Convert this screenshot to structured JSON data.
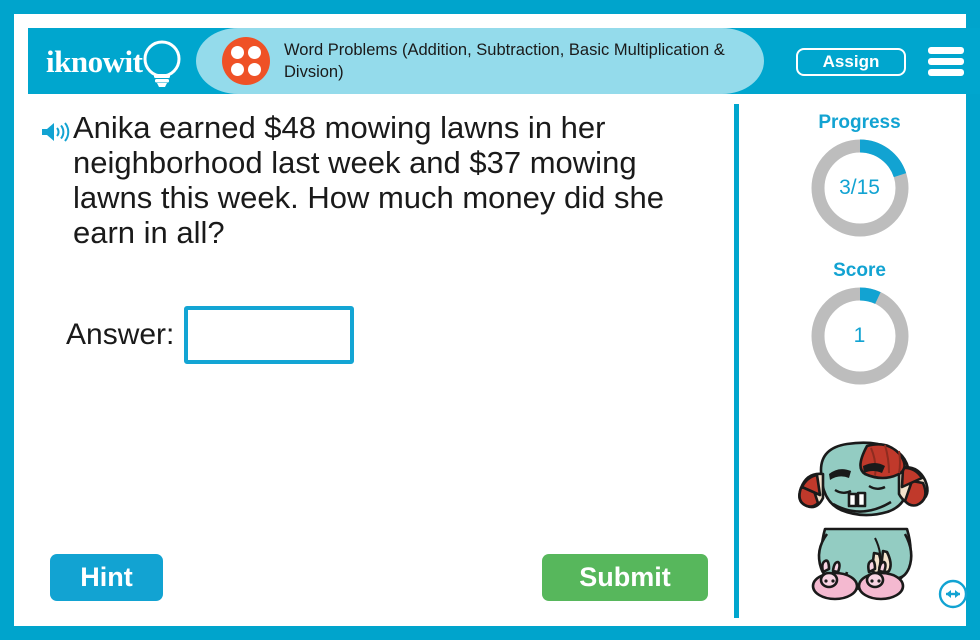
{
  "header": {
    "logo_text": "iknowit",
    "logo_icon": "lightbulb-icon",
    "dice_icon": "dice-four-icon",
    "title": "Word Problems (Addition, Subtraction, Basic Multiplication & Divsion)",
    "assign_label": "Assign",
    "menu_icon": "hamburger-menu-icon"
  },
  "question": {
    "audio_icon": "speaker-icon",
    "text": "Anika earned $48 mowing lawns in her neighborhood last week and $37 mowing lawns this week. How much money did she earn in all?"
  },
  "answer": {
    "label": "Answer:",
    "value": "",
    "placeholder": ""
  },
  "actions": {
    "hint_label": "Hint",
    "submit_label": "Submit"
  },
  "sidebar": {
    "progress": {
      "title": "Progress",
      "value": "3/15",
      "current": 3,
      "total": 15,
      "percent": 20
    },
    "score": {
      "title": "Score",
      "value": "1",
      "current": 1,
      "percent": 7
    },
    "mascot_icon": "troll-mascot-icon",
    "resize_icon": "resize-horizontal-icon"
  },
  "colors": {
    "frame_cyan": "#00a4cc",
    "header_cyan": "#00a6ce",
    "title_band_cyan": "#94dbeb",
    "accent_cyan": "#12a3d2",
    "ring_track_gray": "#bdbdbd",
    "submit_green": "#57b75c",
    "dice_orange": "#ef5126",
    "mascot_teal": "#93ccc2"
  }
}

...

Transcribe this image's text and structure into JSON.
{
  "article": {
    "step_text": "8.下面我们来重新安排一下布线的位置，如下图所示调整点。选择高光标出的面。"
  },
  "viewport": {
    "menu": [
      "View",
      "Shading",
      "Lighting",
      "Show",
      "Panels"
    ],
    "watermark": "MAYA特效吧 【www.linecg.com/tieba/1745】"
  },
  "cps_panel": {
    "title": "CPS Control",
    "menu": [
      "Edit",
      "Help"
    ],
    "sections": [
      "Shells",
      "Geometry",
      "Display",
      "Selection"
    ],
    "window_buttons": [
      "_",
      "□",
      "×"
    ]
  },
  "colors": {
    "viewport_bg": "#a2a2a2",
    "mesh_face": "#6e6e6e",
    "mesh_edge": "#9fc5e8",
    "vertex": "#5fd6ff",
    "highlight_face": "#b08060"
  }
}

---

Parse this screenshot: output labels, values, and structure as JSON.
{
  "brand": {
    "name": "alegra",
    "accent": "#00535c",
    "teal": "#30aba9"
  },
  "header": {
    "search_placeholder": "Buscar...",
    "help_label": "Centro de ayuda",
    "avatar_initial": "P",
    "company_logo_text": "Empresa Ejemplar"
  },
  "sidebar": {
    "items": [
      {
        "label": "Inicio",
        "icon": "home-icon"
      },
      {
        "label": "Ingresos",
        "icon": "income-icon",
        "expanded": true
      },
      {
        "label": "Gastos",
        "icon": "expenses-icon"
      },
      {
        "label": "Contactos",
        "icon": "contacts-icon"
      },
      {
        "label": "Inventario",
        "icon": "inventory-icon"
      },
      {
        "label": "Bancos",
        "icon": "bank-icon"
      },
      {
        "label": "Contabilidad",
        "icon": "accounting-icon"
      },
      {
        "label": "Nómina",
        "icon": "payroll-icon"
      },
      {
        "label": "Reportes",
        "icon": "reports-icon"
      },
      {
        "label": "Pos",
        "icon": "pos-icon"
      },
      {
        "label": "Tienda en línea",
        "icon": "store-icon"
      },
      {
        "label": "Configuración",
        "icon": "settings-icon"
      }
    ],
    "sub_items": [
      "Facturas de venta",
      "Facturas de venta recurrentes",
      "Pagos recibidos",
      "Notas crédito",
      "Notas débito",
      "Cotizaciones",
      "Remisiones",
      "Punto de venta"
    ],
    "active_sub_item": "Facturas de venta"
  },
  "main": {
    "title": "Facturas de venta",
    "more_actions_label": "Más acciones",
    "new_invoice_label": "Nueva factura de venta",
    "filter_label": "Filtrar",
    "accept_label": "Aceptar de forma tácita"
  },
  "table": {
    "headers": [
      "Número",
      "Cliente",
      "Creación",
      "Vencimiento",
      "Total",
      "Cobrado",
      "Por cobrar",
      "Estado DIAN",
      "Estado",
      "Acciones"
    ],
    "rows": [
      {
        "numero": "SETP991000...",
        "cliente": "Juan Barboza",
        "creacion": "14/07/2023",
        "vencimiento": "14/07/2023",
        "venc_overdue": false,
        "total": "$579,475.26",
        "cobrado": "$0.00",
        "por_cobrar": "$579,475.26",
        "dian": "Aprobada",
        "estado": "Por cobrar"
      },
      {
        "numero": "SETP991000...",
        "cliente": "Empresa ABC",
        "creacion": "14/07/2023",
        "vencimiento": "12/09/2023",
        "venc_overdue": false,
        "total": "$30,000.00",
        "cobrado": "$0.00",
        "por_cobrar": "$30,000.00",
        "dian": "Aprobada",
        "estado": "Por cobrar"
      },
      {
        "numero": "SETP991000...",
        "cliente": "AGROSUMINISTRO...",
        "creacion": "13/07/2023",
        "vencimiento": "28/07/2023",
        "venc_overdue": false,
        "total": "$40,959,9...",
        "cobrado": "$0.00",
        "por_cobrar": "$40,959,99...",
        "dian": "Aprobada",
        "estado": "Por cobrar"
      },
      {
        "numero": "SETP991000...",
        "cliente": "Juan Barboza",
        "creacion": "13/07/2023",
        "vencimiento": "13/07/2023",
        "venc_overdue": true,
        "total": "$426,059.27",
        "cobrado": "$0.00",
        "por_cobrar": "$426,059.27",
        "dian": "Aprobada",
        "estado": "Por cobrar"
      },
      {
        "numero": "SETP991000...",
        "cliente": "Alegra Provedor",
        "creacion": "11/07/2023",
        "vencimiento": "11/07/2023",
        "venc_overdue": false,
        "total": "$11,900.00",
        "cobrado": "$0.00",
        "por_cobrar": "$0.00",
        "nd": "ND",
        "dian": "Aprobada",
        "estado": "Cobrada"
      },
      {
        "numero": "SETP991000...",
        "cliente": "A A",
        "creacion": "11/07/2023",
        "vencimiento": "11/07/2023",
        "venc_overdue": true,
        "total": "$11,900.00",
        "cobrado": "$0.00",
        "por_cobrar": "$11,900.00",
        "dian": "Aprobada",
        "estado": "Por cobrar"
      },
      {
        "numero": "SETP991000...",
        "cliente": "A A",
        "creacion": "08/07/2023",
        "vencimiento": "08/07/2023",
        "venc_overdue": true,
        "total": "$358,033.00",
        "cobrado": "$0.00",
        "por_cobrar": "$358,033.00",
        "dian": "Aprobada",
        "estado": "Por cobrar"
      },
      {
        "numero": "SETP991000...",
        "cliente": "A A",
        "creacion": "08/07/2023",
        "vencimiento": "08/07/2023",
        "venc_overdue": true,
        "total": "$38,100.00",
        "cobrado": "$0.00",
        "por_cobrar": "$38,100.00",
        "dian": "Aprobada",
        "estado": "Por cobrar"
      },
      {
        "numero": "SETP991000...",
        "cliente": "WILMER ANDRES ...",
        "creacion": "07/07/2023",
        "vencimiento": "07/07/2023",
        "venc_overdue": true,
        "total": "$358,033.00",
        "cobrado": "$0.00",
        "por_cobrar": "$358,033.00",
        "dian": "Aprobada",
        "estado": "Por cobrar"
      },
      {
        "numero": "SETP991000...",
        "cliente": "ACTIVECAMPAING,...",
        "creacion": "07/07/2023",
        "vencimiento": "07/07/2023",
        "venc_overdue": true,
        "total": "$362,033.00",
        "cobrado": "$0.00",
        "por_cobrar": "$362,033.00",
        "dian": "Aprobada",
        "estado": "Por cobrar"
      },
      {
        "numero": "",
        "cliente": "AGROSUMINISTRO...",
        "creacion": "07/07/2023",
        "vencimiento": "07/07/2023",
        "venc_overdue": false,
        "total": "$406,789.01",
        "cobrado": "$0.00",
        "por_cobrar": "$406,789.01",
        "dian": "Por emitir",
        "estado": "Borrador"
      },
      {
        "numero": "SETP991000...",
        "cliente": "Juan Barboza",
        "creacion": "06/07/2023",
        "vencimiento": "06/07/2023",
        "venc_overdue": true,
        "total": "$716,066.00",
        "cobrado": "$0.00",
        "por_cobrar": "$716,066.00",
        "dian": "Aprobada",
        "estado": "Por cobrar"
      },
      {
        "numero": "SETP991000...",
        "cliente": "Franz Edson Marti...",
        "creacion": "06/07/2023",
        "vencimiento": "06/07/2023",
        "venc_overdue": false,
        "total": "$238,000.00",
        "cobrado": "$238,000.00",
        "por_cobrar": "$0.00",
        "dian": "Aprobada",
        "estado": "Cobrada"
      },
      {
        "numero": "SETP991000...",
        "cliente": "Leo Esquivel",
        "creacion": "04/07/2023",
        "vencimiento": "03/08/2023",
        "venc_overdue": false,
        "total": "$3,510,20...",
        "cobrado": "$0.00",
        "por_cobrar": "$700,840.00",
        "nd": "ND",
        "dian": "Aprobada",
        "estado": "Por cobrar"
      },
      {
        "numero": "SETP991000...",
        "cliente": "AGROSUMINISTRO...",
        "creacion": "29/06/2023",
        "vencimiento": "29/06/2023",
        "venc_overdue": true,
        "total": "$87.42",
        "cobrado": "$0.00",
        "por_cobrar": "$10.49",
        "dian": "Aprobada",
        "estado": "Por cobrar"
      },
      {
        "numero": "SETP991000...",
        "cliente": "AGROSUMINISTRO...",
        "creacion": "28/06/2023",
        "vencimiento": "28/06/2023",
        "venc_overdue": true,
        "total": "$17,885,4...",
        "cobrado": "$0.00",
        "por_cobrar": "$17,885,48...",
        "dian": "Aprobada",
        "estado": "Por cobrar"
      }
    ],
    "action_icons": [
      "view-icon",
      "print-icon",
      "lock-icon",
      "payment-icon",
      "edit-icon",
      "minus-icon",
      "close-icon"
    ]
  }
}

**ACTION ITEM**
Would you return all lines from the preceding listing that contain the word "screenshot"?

**ANSWER FOR THIS EXERCISE**
Convert this screenshot to structured JSON data.
Parse this screenshot: output labels, values, and structure as JSON.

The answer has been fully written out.